How were the blue neurons and synapses created?
Splines were drawn in 3D to represent the neural pathway. They were then attached to the arm and hand rig that was simultaneously being animated to match the live-action hand movements (as well as the shot traveling up the arm to the brain, which had been prevised).
Once we got those splines to live within our hand and arm animation, it was a matter of developing the look. I wanted to do something that looked new but still read as neurons, or at least referenced the idea of an electrical pulse.
The animation of the grip’s control core must have had to be an accurate representation of the manufacturing — what was it based on?
Yes, we cut one of the grips in half to see exactly how it was constructed. Golf Pride actually provided the physical “control core” part and offered up a lot of insight that helped us easily visualize everything.
How were the 2D graphics conceived? And what tools were used to create them?

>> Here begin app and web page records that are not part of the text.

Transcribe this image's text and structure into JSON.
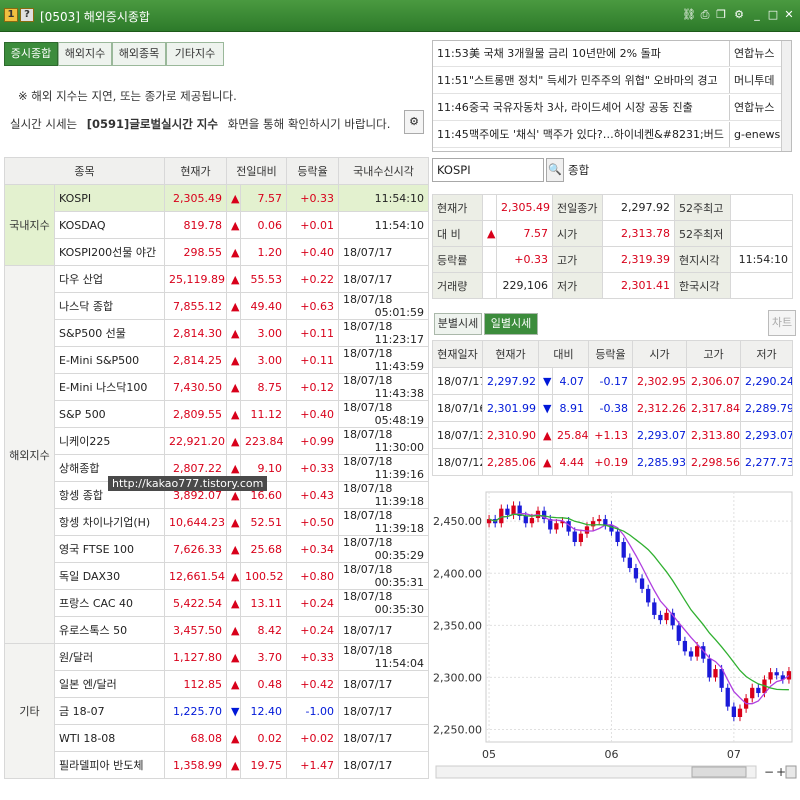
{
  "window": {
    "num_badge": "1",
    "help_badge": "?",
    "title": "[0503] 해외증시종합",
    "icons": [
      "link-icon",
      "print-icon",
      "copy-icon",
      "settings-icon",
      "minimize-icon",
      "maximize-icon",
      "close-icon"
    ]
  },
  "tabs": [
    "증시종합",
    "해외지수",
    "해외종목",
    "기타지수"
  ],
  "notice": {
    "line1": "※ 해외 지수는 지연, 또는 종가로 제공됩니다.",
    "line2_prefix": "실시간 시세는",
    "line2_bold": "[0591]글로벌실시간 지수",
    "line2_suffix": "화면을 통해 확인하시기 바랍니다."
  },
  "table": {
    "columns": [
      "종목",
      "현재가",
      "전일대비",
      "등락율",
      "국내수신시각"
    ],
    "groups": [
      {
        "name": "국내지수",
        "rows": [
          {
            "name": "KOSPI",
            "price": "2,305.49",
            "dir": "up",
            "change": "7.57",
            "rate": "+0.33",
            "date": "",
            "time": "11:54:10",
            "selected": true
          },
          {
            "name": "KOSDAQ",
            "price": "819.78",
            "dir": "up",
            "change": "0.06",
            "rate": "+0.01",
            "date": "",
            "time": "11:54:10"
          },
          {
            "name": "KOSPI200선물 야간",
            "price": "298.55",
            "dir": "up",
            "change": "1.20",
            "rate": "+0.40",
            "date": "18/07/17",
            "time": ""
          }
        ]
      },
      {
        "name": "해외지수",
        "rows": [
          {
            "name": "다우 산업",
            "price": "25,119.89",
            "dir": "up",
            "change": "55.53",
            "rate": "+0.22",
            "date": "18/07/17",
            "time": ""
          },
          {
            "name": "나스닥 종합",
            "price": "7,855.12",
            "dir": "up",
            "change": "49.40",
            "rate": "+0.63",
            "date": "18/07/18",
            "time": "05:01:59"
          },
          {
            "name": "S&P500 선물",
            "price": "2,814.30",
            "dir": "up",
            "change": "3.00",
            "rate": "+0.11",
            "date": "18/07/18",
            "time": "11:23:17"
          },
          {
            "name": "E-Mini S&P500",
            "price": "2,814.25",
            "dir": "up",
            "change": "3.00",
            "rate": "+0.11",
            "date": "18/07/18",
            "time": "11:43:59"
          },
          {
            "name": "E-Mini 나스닥100",
            "price": "7,430.50",
            "dir": "up",
            "change": "8.75",
            "rate": "+0.12",
            "date": "18/07/18",
            "time": "11:43:38"
          },
          {
            "name": "S&P 500",
            "price": "2,809.55",
            "dir": "up",
            "change": "11.12",
            "rate": "+0.40",
            "date": "18/07/18",
            "time": "05:48:19"
          },
          {
            "name": "니케이225",
            "price": "22,921.20",
            "dir": "up",
            "change": "223.84",
            "rate": "+0.99",
            "date": "18/07/18",
            "time": "11:30:00"
          },
          {
            "name": "상해종합",
            "price": "2,807.22",
            "dir": "up",
            "change": "9.10",
            "rate": "+0.33",
            "date": "18/07/18",
            "time": "11:39:16"
          },
          {
            "name": "항셍 종합",
            "price": "3,892.07",
            "dir": "up",
            "change": "16.60",
            "rate": "+0.43",
            "date": "18/07/18",
            "time": "11:39:18"
          },
          {
            "name": "항셍 차이나기업(H)",
            "price": "10,644.23",
            "dir": "up",
            "change": "52.51",
            "rate": "+0.50",
            "date": "18/07/18",
            "time": "11:39:18"
          },
          {
            "name": "영국 FTSE 100",
            "price": "7,626.33",
            "dir": "up",
            "change": "25.68",
            "rate": "+0.34",
            "date": "18/07/18",
            "time": "00:35:29"
          },
          {
            "name": "독일 DAX30",
            "price": "12,661.54",
            "dir": "up",
            "change": "100.52",
            "rate": "+0.80",
            "date": "18/07/18",
            "time": "00:35:31"
          },
          {
            "name": "프랑스 CAC 40",
            "price": "5,422.54",
            "dir": "up",
            "change": "13.11",
            "rate": "+0.24",
            "date": "18/07/18",
            "time": "00:35:30"
          },
          {
            "name": "유로스톡스 50",
            "price": "3,457.50",
            "dir": "up",
            "change": "8.42",
            "rate": "+0.24",
            "date": "18/07/17",
            "time": ""
          }
        ]
      },
      {
        "name": "기타",
        "rows": [
          {
            "name": "원/달러",
            "price": "1,127.80",
            "dir": "up",
            "change": "3.70",
            "rate": "+0.33",
            "date": "18/07/18",
            "time": "11:54:04"
          },
          {
            "name": "일본 엔/달러",
            "price": "112.85",
            "dir": "up",
            "change": "0.48",
            "rate": "+0.42",
            "date": "18/07/17",
            "time": ""
          },
          {
            "name": "금 18-07",
            "price": "1,225.70",
            "dir": "dn",
            "change": "12.40",
            "rate": "-1.00",
            "date": "18/07/17",
            "time": ""
          },
          {
            "name": "WTI 18-08",
            "price": "68.08",
            "dir": "up",
            "change": "0.02",
            "rate": "+0.02",
            "date": "18/07/17",
            "time": ""
          },
          {
            "name": "필라델피아 반도체",
            "price": "1,358.99",
            "dir": "up",
            "change": "19.75",
            "rate": "+1.47",
            "date": "18/07/17",
            "time": ""
          }
        ]
      }
    ]
  },
  "watermark": "http://kakao777.tistory.com",
  "news": [
    {
      "time": "11:53",
      "title": "美 국채 3개월물 금리 10년만에 2% 돌파",
      "source": "연합뉴스"
    },
    {
      "time": "11:51",
      "title": "\"스트롱맨 정치\" 득세가 민주주의 위협\" 오바마의 경고",
      "source": "머니투데"
    },
    {
      "time": "11:46",
      "title": "중국 국유자동차 3사, 라이드셰어 시장 공동 진출",
      "source": "연합뉴스"
    },
    {
      "time": "11:45",
      "title": "맥주에도 '채식' 맥주가 있다?…하이네켄&#8231;버드",
      "source": "g-enews"
    }
  ],
  "search": {
    "value": "KOSPI",
    "name": "종합"
  },
  "detail": {
    "rows": [
      {
        "l1": "현재가",
        "v1": "2,305.49",
        "d1": "",
        "l2": "전일종가",
        "v2": "2,297.92",
        "l3": "52주최고",
        "v3": ""
      },
      {
        "l1": "대 비",
        "v1": "7.57",
        "d1": "up",
        "l2": "시가",
        "v2": "2,313.78",
        "l3": "52주최저",
        "v3": ""
      },
      {
        "l1": "등락률",
        "v1": "+0.33",
        "d1": "",
        "l2": "고가",
        "v2": "2,319.39",
        "l3": "현지시각",
        "v3": "11:54:10"
      },
      {
        "l1": "거래량",
        "v1": "229,106",
        "d1": "",
        "l2": "저가",
        "v2": "2,301.41",
        "l3": "한국시각",
        "v3": ""
      }
    ]
  },
  "period_tabs": [
    "분별시세",
    "일별시세"
  ],
  "chart_button": "차트",
  "daily": {
    "columns": [
      "현재일자",
      "현재가",
      "대비",
      "등락율",
      "시가",
      "고가",
      "저가"
    ],
    "rows": [
      {
        "date": "18/07/17",
        "price": "2,297.92",
        "dir": "dn",
        "change": "4.07",
        "rate": "-0.17",
        "open": "2,302.95",
        "high": "2,306.07",
        "low": "2,290.24"
      },
      {
        "date": "18/07/16",
        "price": "2,301.99",
        "dir": "dn",
        "change": "8.91",
        "rate": "-0.38",
        "open": "2,312.26",
        "high": "2,317.84",
        "low": "2,289.79"
      },
      {
        "date": "18/07/13",
        "price": "2,310.90",
        "dir": "up",
        "change": "25.84",
        "rate": "+1.13",
        "open": "2,293.07",
        "high": "2,313.80",
        "low": "2,293.07"
      },
      {
        "date": "18/07/12",
        "price": "2,285.06",
        "dir": "up",
        "change": "4.44",
        "rate": "+0.19",
        "open": "2,285.93",
        "high": "2,298.56",
        "low": "2,277.73"
      }
    ]
  },
  "chart_data": {
    "type": "candlestick",
    "y_ticks": [
      "2,450.00",
      "2,400.00",
      "2,350.00",
      "2,300.00",
      "2,250.00"
    ],
    "y_tick_values": [
      2450,
      2400,
      2350,
      2300,
      2250
    ],
    "ylim": [
      2238,
      2478
    ],
    "x_ticks": [
      "05",
      "06",
      "07"
    ],
    "x_tick_index": [
      0,
      20,
      40
    ],
    "up_color": "#d8001a",
    "down_color": "#1a1ad8",
    "ma_colors": [
      "#b040e0",
      "#30b030"
    ],
    "closes": [
      2452,
      2448,
      2462,
      2456,
      2465,
      2455,
      2448,
      2453,
      2460,
      2452,
      2442,
      2448,
      2450,
      2440,
      2430,
      2438,
      2445,
      2450,
      2452,
      2446,
      2440,
      2430,
      2415,
      2405,
      2395,
      2385,
      2372,
      2360,
      2355,
      2362,
      2350,
      2335,
      2325,
      2320,
      2330,
      2318,
      2300,
      2308,
      2290,
      2272,
      2262,
      2270,
      2280,
      2290,
      2285,
      2298,
      2305,
      2302,
      2298,
      2306
    ]
  }
}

The look of this was conceptualized during our pitch process. These elements and textures are pretty similar to our initial style frames. I wanted to reference the light boxes they clip x-rays to in doctor’s offices. You can see the commercials are bookended by this as a framing device. As for the 2D graphics, it was of the utmost importance that I wanted them to feel or actually be useful information.
I didn’t want it to feel like some kind of GUI from a sci-fi movie. I wanted it to feel like everything had an underlying schematic, and the design/plans were just below the surface. Most of the designs were made in Illustrator and After Effects, a bit of it is hand drawn as well. All the 2D graphics are original designs made specifically for Golf Pride.
How did you achieve such fluid transitions from the live-action hands to the X-ray hands and from the real Golf Pride grip to the animated one?
It was all about the previs. We came into the shoot knowing all our key frames the live action needs to work with. What made it the most challenging is that we didn’t shoot the hand on green screen; we actually built a real light box that lived behind the hands. I felt like it was important to make it not just a “hand element,” but also a cinematic space.
Was the product shot at the end a live-action beauty shot? What tools did you use?
We edited in Adobe Premiere because of the way it works so well with After Effects. The product shots at the end are all grips we modeled, colored and animated. ODD completed all the post production while the agency supplied music (Asche and Spencer) and the voiceover.